A Persistent Positive Perspective
So often when we see "other people" who appear to have formidable handicaps or behave significantly different than "normal persons" our first thought is to feel sorry for them. Mostly, this attitude is a learned response because we have no understanding of their physical condition or mental disposition. Society has taken giant steps to educate us in acknowledging abnormalities and supporting disabled persons by creating designated handicapped parking spaces and building access. Yet, we can not truly perceive living with impairments unless we ourselves become indisposed.
Eileen Ornelaz does not feel sorry for herself. Although she is confined to a wheelchair she feels that she has been truly blessed in life. Born a feisty California girl she developed a degenerative neurological disease at age 25. She is also a cancer survivor. She has now discovered that every day is a true miracle and that going slowly down the pathway of life brings her many opportunities to see beauty and find pleasure in very simple things. Eileen wants us to know that physical impairments do not affect a persons mental abilities and that everyone we meet is really the same on the inside.
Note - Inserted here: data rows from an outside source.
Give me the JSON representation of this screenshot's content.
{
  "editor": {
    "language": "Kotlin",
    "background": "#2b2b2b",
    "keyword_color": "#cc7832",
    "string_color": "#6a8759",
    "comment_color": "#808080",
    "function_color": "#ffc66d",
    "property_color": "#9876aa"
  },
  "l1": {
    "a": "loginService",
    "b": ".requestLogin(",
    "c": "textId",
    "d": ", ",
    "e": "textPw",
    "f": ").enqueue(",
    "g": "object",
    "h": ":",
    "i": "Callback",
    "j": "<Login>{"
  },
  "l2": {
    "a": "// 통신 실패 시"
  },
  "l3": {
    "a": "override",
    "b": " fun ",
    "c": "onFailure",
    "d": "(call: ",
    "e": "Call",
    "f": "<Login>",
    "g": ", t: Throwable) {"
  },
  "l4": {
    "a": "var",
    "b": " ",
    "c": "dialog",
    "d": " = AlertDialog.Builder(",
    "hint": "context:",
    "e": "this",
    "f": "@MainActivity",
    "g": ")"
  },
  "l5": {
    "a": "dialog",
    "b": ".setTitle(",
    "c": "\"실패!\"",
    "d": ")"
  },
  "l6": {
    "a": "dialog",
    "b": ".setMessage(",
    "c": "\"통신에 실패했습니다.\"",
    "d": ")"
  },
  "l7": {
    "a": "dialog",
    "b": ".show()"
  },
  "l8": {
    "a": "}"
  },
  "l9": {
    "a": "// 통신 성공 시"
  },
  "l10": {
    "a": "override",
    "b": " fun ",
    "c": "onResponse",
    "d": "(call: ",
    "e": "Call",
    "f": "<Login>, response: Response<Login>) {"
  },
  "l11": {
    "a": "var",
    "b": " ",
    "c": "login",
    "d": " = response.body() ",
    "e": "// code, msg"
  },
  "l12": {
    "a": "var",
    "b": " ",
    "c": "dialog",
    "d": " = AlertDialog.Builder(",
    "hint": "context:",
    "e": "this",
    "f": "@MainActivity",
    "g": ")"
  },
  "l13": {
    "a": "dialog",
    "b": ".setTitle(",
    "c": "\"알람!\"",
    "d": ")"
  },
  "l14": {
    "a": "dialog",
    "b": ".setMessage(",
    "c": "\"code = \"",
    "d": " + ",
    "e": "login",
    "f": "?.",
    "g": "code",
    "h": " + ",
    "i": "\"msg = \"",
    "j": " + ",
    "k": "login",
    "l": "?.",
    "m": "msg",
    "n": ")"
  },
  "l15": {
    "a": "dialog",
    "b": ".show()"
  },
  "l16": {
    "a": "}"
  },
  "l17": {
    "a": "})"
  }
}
When we reach out and embrace our neighbors we see pictures that enhance everyday life in our own international community.